Texas’ Ninth District Court of Appeals in Beaumont has ordered a dispute to arbitration based upon the doctrine of direct-benefits estoppel. In Raymond James Financial Services, Inc. and Timothy Carl Satre v. June Angelina Peveto f/k/a June Strange, No. 09-12-00472-CV (Tex. App. 9th March 28, 2013), John Robert Peveto created a family partnership named JRP Investments, L.P. (“JRPI”) and named himself the managing partner. He then opened an investment account at Raymond James Financial Services, Inc. (“Raymond”) where Timothy Carl Satre was employed as a financial adviser and broker. When he opened the account, Peveto signed a new account form which incorporated Raymond’s Client Agreement. The Client Agreement contained a provision that stated any and all disputes would be resolved through arbitration.
Together, Peveto and Satre created an overall estate plan that included June Strange. Eventually, JRPI purchased an annuity from Hartford Life and Annuity Insurance Company (“Hartford”) that named Peveto as the annuitant and Strange as the designated beneficiary. Peveto later entered into a written agreement with Strange that stated he would not revoke the annuity without substituting property of equal value. He then instructed Hartford to make Strange’s beneficiary designation irrevocable.
Before Peveto died, he and Strange married. Upon Peveto’s death, the Hartford annuity issued a check to JRPI pursuant to a clause in the annuity contract which voided Strange’s benefits upon the annuitant’s death.

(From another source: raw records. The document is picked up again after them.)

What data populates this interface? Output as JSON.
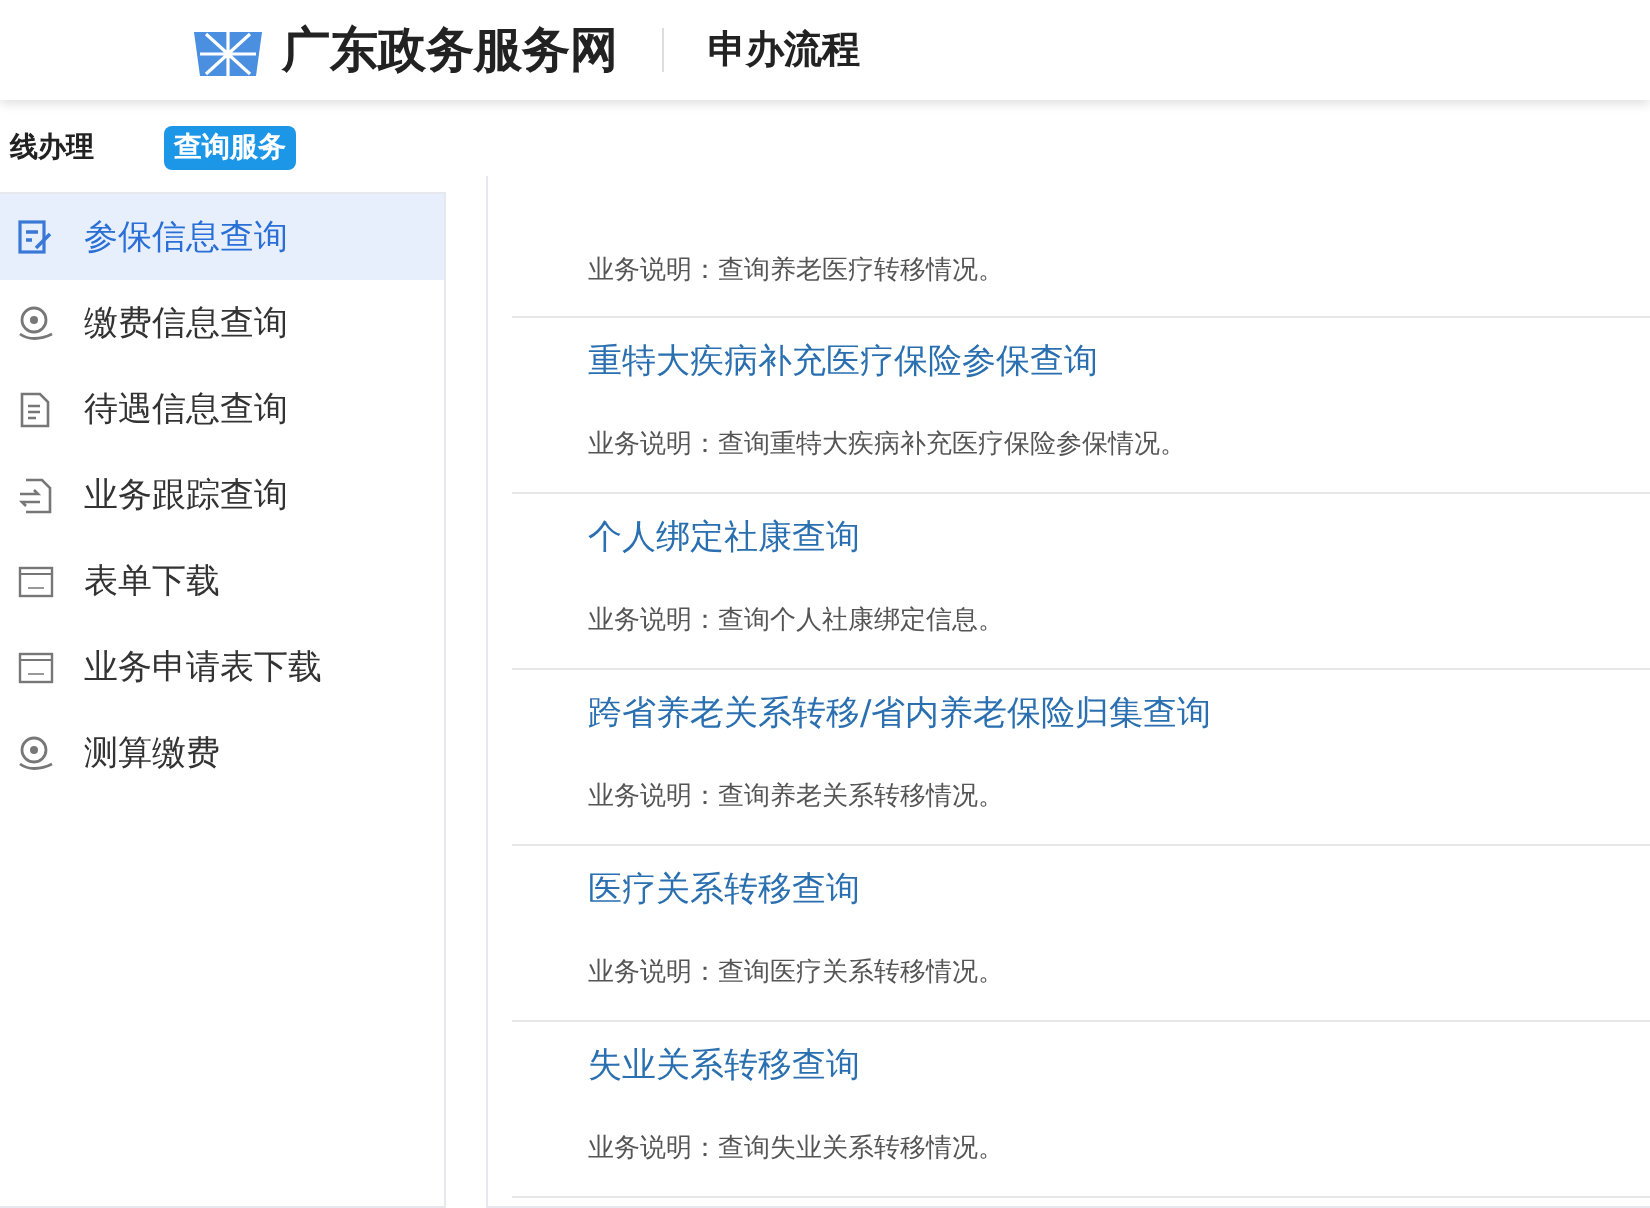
{
  "header": {
    "site_name": "广东政务服务网",
    "section": "申办流程"
  },
  "tabs": [
    {
      "label": "线办理",
      "selected": false
    },
    {
      "label": "查询服务",
      "selected": true
    }
  ],
  "sidebar": {
    "items": [
      {
        "label": "参保信息查询",
        "kind": "edit",
        "selected": true
      },
      {
        "label": "缴费信息查询",
        "kind": "coin",
        "selected": false
      },
      {
        "label": "待遇信息查询",
        "kind": "doc",
        "selected": false
      },
      {
        "label": "业务跟踪查询",
        "kind": "swap",
        "selected": false
      },
      {
        "label": "表单下载",
        "kind": "form",
        "selected": false
      },
      {
        "label": "业务申请表下载",
        "kind": "form",
        "selected": false
      },
      {
        "label": "测算缴费",
        "kind": "coin",
        "selected": false
      }
    ]
  },
  "services": [
    {
      "description": "业务说明：查询养老医疗转移情况。"
    },
    {
      "title": "重特大疾病补充医疗保险参保查询",
      "description": "业务说明：查询重特大疾病补充医疗保险参保情况。"
    },
    {
      "title": "个人绑定社康查询",
      "description": "业务说明：查询个人社康绑定信息。"
    },
    {
      "title": "跨省养老关系转移/省内养老保险归集查询",
      "description": "业务说明：查询养老关系转移情况。"
    },
    {
      "title": "医疗关系转移查询",
      "description": "业务说明：查询医疗关系转移情况。"
    },
    {
      "title": "失业关系转移查询",
      "description": "业务说明：查询失业关系转移情况。"
    }
  ]
}
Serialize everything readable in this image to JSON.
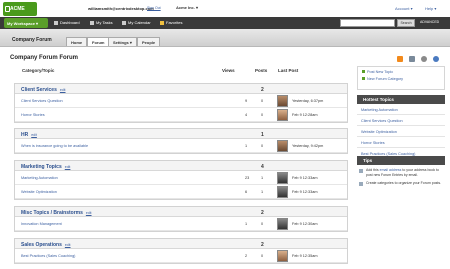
{
  "topbar": {
    "logo": "ACME",
    "user_email": "williamsmith@centrixdesktop.com",
    "signout": "Sign Out",
    "company": "Acme Inc.",
    "account": "Account",
    "help": "Help"
  },
  "nav": {
    "workspace": "My Workspace",
    "links": [
      "Dashboard",
      "My Tasks",
      "My Calendar",
      "Favorites"
    ],
    "search_button": "Search",
    "advanced": "ADVANCED"
  },
  "tabbar": {
    "section": "Company Forum",
    "tabs": [
      "Home",
      "Forum",
      "Settings",
      "People"
    ]
  },
  "forum": {
    "title": "Company Forum Forum",
    "headers": {
      "category": "Category/Topic",
      "views": "Views",
      "posts": "Posts",
      "last_post": "Last Post"
    },
    "edit": "edit",
    "groups": [
      {
        "title": "Client Services",
        "posts": "2",
        "rows": [
          {
            "name": "Client Services Question",
            "views": "9",
            "posts": "0",
            "date": "Yesterday, 6:37pm"
          },
          {
            "name": "Horror Stories",
            "views": "4",
            "posts": "0",
            "date": "Feb 9 12:28am"
          }
        ]
      },
      {
        "title": "HR",
        "posts": "1",
        "rows": [
          {
            "name": "When is insurance going to be available",
            "views": "1",
            "posts": "0",
            "date": "Yesterday, 9:42pm"
          }
        ]
      },
      {
        "title": "Marketing Topics",
        "posts": "4",
        "rows": [
          {
            "name": "Marketing Automation",
            "views": "23",
            "posts": "1",
            "date": "Feb 9 12:33am"
          },
          {
            "name": "Website Optimization",
            "views": "6",
            "posts": "1",
            "date": "Feb 9 12:33am"
          }
        ]
      },
      {
        "title": "Misc Topics / Brainstorms",
        "posts": "2",
        "rows": [
          {
            "name": "Innovation Management",
            "views": "1",
            "posts": "0",
            "date": "Feb 9 12:30am"
          }
        ]
      },
      {
        "title": "Sales Operations",
        "posts": "2",
        "rows": [
          {
            "name": "Best Practices (Sales Coaching)",
            "views": "2",
            "posts": "0",
            "date": "Feb 9 12:35am"
          }
        ]
      }
    ]
  },
  "sidebar": {
    "links": [
      "Post New Topic",
      "New Forum Category"
    ],
    "hot_title": "Hottest Topics",
    "hot_topics": [
      "Marketing Automation",
      "Client Services Question",
      "Website Optimization",
      "Horror Stories",
      "Best Practices (Sales Coaching)"
    ],
    "tips_title": "Tips",
    "tips": [
      {
        "pre": "Add this ",
        "link": "email address",
        "post": " to your address book to post new Forum Entries by email."
      },
      {
        "pre": "Create categories to organize your Forum posts.",
        "link": "",
        "post": ""
      }
    ]
  }
}
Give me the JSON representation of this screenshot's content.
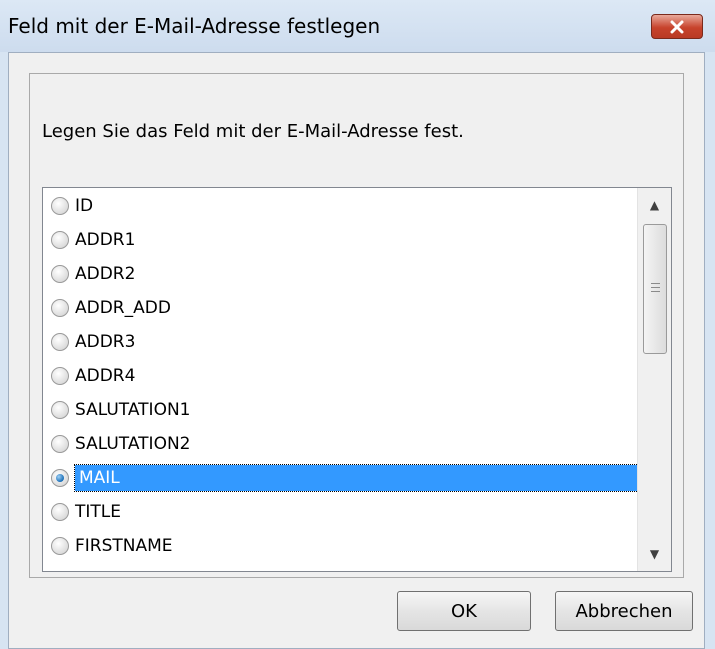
{
  "dialog": {
    "title": "Feld mit der E-Mail-Adresse festlegen",
    "prompt": "Legen Sie das Feld mit der E-Mail-Adresse fest.",
    "accent_color": "#3399ff",
    "close_icon": "close-icon"
  },
  "fields": [
    {
      "label": "ID",
      "checked": false
    },
    {
      "label": "ADDR1",
      "checked": false
    },
    {
      "label": "ADDR2",
      "checked": false
    },
    {
      "label": "ADDR_ADD",
      "checked": false
    },
    {
      "label": "ADDR3",
      "checked": false
    },
    {
      "label": "ADDR4",
      "checked": false
    },
    {
      "label": "SALUTATION1",
      "checked": false
    },
    {
      "label": "SALUTATION2",
      "checked": false
    },
    {
      "label": "MAIL",
      "checked": true
    },
    {
      "label": "TITLE",
      "checked": false
    },
    {
      "label": "FIRSTNAME",
      "checked": false
    }
  ],
  "buttons": {
    "ok": "OK",
    "cancel": "Abbrechen"
  }
}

JRPI’s general partner ordered Raymond to issue a check for more than the value of the annuity to Strange but then told Raymond to stop payment on the check pending a dispute between Strange and her husband’s estate. After the dispute with the estate was settled, Strange filed a lawsuit against Raymond, Satre, and Hartford.
In her lawsuit, Strange alleged breach of contract, violations of the Texas Deceptive Trade Practices Consumer Protection Act and the Texas Insurance Code, fraud, and breach of fiduciary duty. Raymond and Satre responded by filing a motion to compel the dispute to arbitration. According to Raymond and Satre, Strange’s claims were based upon the Client Agreement Raymond entered into with JRPI. Strange argued that, as a nonsignatory, she was not bound by the Client Agreement and her claims were instead based upon JRPI’s contract with Hartford and an agreement she entered into with Peveto.
First, the Appeals Court stated although a party must normally sign an agreement to arbitrate in order to be bound by it, exceptions exist. The court stated,
The Texas Supreme Court has explained that nonsignatories may be bound under arbitration agreements on the following principles: incorporation by reference, assumption, agency, alter ego, equitable or direct-benefits estoppel, and third-party beneficiary.
The Beaumont court continued,
Under direct-benefits estoppel principles, a nonsignatory must arbitrate a claim if she seeks, through the claim, to derive a direct benefit from the contract containing the arbitration provision.
The court then scrutinized the relationship between Strange’s allegations and the Client Agreement. After examining the transaction, the Appeals Court held,
The plaintiff’s claims derive from the New Account Form/Client Agreement between Raymond James/Satre and Peveto/JRPI. The substance of Strange’s claim is that Satre advised Peveto in the selection and purchase of an annuity that, Strange contends, did not meet the requirements Peveto communicated to Satre. Strange seeks to hold Raymond James and Satre liable for investment advice to Peveto. The trial court abused its discretion in denying appellants’ motion to compel arbitration.
Because Strange’s claims arose out of JRPI’s contract with Raymond, Texas’ Ninth District Appeals Court reversed the trial court’s order and remanded the case with instructions to compel the dispute to arbitration.